(DATA SUPPLIED)

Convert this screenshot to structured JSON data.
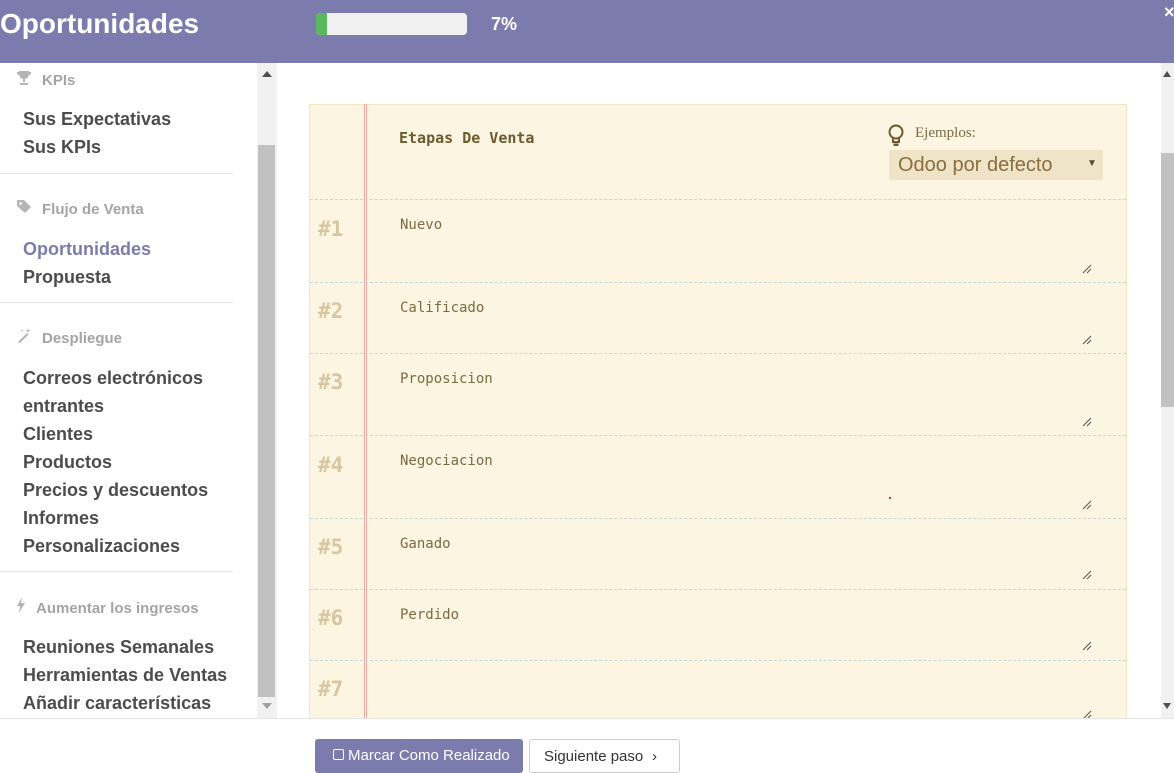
{
  "header": {
    "title": "Oportunidades",
    "progress_percent": 7,
    "progress_label": "7%",
    "close_glyph": "×",
    "accent_color": "#7c7bad",
    "progress_color": "#5cb85c"
  },
  "sidebar": {
    "sections": [
      {
        "heading": "KPIs",
        "icon": "trophy-icon",
        "items": [
          "Sus Expectativas",
          "Sus KPIs"
        ]
      },
      {
        "heading": "Flujo de Venta",
        "icon": "tag-icon",
        "items": [
          "Oportunidades",
          "Propuesta"
        ]
      },
      {
        "heading": "Despliegue",
        "icon": "magic-wand-icon",
        "items": [
          "Correos electrónicos",
          "entrantes",
          "Clientes",
          "Productos",
          "Precios y descuentos",
          "Informes",
          "Personalizaciones"
        ]
      },
      {
        "heading": "Aumentar los ingresos",
        "icon": "bolt-icon",
        "items": [
          "Reuniones Semanales",
          "Herramientas de Ventas",
          "Añadir características"
        ]
      }
    ],
    "active_item": "Oportunidades"
  },
  "main": {
    "sheet_title": "Etapas De Venta",
    "examples_label": "Ejemplos:",
    "examples_select_value": "Odoo por defecto",
    "stages": [
      {
        "num": "#1",
        "text": "Nuevo"
      },
      {
        "num": "#2",
        "text": "Calificado"
      },
      {
        "num": "#3",
        "text": "Proposicion"
      },
      {
        "num": "#4",
        "text": "Negociacion"
      },
      {
        "num": "#5",
        "text": "Ganado"
      },
      {
        "num": "#6",
        "text": "Perdido"
      },
      {
        "num": "#7",
        "text": ""
      }
    ]
  },
  "footer": {
    "mark_done_label": "Marcar Como Realizado",
    "next_step_label": "Siguiente paso",
    "next_chevron": "›"
  }
}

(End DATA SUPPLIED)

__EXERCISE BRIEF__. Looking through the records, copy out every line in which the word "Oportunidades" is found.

__ANSWER AREA__.
    "title": "Oportunidades",
          "Oportunidades",
    "active_item": "Oportunidades"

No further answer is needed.